How to Implement: Set aside specific times (daily, weekly, or bi-weekly) to review your ad performance in Facebook Ads Manager. If specific campaigns or ad sets are underperforming, consider pausing them or adjusting the budget. Alternatively, if some ads are performing exceptionally well, consider increasing their budget.

Optimize for Ad Delivery

Facebook offers various ad delivery optimization options, such as conversions, link clicks, and impressions. Choosing the right one ensures your ads are shown to users most likely to take your desired action.

How to Implement: Align your ad delivery optimization with your campaign goal. For example, if your goal is website conversions, optimize for conversions. This tells Facebook to show your ads to users most likely to convert.

Frequently Asked Questions About Setting Your Budget With Facebook Ads

How much should a beginner spend on Facebook ads?

For beginners, it’s advisable to start with a modest budget, between $5 to $20 per day, allowing for testing and learning without significant financial risk.

What is the average cost of a Facebook ad?

The average cost varies based on factors like industry, audience, and ad placement, but in 2021, the average CPC (Cost Per Click) was around $0.44, and the average CPM (Cost Per 1,000 views) was $14.9.

Can I change my Facebook ad budget after launching a campaign?

Yes, you can adjust your Facebook ad budget after launching a campaign.

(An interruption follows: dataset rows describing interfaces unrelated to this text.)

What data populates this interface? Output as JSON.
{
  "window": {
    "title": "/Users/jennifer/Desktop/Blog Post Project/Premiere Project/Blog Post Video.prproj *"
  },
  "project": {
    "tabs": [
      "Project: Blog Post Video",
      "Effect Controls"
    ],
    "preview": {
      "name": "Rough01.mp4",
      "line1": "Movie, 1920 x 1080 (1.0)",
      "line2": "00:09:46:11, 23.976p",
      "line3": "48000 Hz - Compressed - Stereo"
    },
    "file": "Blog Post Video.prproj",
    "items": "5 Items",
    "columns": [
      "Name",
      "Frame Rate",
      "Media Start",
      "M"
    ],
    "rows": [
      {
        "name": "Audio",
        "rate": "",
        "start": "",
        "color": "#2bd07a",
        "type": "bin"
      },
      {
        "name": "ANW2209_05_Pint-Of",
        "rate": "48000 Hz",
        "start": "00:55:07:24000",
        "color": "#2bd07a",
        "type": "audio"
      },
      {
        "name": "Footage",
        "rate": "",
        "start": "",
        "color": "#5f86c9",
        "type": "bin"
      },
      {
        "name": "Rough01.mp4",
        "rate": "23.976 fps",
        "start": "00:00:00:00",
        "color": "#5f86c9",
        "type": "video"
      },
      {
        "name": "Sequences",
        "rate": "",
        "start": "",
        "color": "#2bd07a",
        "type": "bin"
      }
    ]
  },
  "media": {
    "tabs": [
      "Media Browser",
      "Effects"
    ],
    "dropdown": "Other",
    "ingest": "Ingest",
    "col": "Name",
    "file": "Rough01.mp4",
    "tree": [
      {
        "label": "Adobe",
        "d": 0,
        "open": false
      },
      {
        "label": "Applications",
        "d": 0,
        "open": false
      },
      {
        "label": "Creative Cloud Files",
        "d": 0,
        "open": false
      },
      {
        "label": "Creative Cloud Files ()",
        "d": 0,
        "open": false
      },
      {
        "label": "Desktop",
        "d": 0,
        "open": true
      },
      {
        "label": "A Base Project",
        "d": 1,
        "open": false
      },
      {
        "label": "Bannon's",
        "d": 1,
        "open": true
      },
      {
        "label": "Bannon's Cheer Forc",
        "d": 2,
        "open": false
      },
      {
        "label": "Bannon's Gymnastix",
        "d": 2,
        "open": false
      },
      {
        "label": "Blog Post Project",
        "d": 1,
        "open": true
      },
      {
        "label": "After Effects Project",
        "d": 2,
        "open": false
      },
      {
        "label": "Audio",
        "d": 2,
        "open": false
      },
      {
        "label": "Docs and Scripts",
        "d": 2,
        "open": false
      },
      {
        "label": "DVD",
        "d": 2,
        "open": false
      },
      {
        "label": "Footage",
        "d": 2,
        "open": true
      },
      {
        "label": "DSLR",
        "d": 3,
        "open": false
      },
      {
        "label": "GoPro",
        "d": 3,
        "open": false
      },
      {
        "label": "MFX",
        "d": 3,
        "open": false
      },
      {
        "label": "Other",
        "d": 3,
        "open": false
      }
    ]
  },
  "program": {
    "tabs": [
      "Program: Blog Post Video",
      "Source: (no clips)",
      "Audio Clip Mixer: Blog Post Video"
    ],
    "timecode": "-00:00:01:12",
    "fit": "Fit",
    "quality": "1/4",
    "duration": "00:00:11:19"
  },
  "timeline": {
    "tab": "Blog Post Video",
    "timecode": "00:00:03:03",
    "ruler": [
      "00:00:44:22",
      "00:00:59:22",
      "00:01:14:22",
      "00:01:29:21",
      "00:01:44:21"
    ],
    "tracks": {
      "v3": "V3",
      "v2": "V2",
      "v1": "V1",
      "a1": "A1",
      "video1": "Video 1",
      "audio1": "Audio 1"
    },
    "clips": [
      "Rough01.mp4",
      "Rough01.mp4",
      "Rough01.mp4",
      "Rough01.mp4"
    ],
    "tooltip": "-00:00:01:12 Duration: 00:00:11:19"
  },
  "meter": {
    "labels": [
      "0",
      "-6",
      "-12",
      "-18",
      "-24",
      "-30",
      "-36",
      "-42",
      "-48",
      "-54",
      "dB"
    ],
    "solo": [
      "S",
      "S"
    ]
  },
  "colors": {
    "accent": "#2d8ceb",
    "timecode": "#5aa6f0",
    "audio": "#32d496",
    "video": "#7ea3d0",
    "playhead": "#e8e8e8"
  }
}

However, frequent changes might reset the ad’s learning phase, potentially affecting its performance.

Happy Advertising

Setting the right budget for your Facebook ads is more than just crunching numbers – it’s an art that balances strategy, market insights, and data-driven decisions. 

In the vast ocean of Facebook advertising, navigating the waters with precision can be the difference between a bountiful catch and coming up empty-handed.

But what if you had seasoned navigators guiding your ship?

That’s where we come in!

Book your free consultation with us, and together, we’ll chart a course that maximizes your return on investment.

With Client Accelerators guiding your voyage, you’re not just allocating a budget – you’re strategically investing in results that make you proud.